Graduate students continue to seek advice from Kadi in her retirement, attesting to her admirable qualities as a teacher, especially in mentoring graduate students. Like the best teachers everywhere, she always blended her research with teaching in the classroom. In President Peter Dorman’s words (when he and Kadi were colleagues at the University of Chicago and she won the 2004 Faculty Award for Excellence in Graduate Teaching), Kadi’s teaching approach “is based on the enlightened conviction that the full scholarly life begins in earnest in the classroom, and that the process of teaching enriches her as much as it does the student.” Her excellence in teaching also stems from her caring approach to students. President Dorman pointed out that her mentorship was never “judgmental.” “Her soaring expectations for her students are balanced by an innate concern for their well-being . . .” Giving open-handed encouragement and being personally accessible marked “her commitment to graduate instruction. In this, she combines the highest standards of her field with the very core of humanistic principles.”
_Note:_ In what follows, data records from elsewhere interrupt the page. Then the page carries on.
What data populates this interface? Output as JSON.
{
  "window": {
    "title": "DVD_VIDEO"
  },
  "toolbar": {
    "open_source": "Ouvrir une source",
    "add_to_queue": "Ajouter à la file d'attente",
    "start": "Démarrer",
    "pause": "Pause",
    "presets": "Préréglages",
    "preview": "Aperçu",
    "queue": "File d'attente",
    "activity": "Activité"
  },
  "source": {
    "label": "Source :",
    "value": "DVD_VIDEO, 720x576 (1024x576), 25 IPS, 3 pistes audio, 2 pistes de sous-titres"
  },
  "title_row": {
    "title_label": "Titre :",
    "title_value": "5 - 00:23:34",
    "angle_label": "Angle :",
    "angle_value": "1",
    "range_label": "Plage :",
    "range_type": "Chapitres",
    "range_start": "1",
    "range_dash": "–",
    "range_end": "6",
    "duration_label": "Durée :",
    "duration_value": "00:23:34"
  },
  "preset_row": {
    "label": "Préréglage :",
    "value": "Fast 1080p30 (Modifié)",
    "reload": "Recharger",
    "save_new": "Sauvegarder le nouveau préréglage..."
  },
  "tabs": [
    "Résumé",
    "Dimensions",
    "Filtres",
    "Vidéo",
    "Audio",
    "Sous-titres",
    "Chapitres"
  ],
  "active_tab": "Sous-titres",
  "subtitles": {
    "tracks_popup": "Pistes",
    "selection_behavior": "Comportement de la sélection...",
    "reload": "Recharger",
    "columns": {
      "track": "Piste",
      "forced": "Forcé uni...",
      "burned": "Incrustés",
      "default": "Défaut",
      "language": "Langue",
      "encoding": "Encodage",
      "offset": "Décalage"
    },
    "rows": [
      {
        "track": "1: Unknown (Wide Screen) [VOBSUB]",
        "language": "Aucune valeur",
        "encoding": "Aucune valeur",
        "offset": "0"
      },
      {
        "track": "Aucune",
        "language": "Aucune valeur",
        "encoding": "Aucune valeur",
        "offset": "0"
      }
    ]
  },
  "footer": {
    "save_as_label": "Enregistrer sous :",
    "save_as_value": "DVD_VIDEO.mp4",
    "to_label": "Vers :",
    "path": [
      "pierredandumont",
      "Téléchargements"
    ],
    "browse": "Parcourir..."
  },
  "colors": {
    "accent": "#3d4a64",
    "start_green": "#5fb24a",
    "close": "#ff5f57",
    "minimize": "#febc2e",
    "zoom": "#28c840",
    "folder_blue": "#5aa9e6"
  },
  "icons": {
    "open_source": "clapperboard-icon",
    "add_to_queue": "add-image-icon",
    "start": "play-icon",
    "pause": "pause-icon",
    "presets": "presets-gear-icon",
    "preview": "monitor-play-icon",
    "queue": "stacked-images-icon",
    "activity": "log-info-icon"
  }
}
Professor Kadi has been honored for both her scholarship and her teaching. In 1994 she won the prestigious King Faisal International Prize for Arabic Literature, a prize which, according to University of Chicago President Sonnenschein, is considered “in the world of Arabic language and literature . . . the equivalent of . . . a Nobel Prize.” Two of the prize winners in 1994 were women, making her one of the first women ever to receive the King Faisal Prize. In 1997 she was appointed the Avalon Foundation Distinguished Service Professor at the University of Chicago. She has been much in demand to serve on appointment committees at various universities. Kadi was awarded visiting fellowships at Oxford’s Center for Islamic Studies in 1997-98. In 1993 she was appointed a member of the editorial board of AUB’s Al-Abhath, in 1998 of the Journal of Islamic Studies, and in 2003 of the periodical Arabica. In 1995 she became coeditor of E. J. Brill’s book series Islamic History and Civilization, an editorship she still holds. She was editor of E. J. Brill’s Encyclopaedia of the Qur’an (1996-2005), and a member of the Advisory Committee of Brill’s third edition of the Encyclopaedia of Islam (2003-present). She was appointed associate editor of Princeton University Press’s Encyclopaedia of Islamic Political Thought (2007-present) and editor of the University of Chicago’s Journal of Near Eastern Studies (2007-09). She was elected president of the American Oriental Society in 2003-04 after serving as vice president. Citing  her “distinguished scholarship and seminal contribution to our knowledge of the Islamic world and scholarship in the Middle Ages,” Middle East Medievalists awarded Professor Kadi  in December 2011 its Lifetime Achievement Award.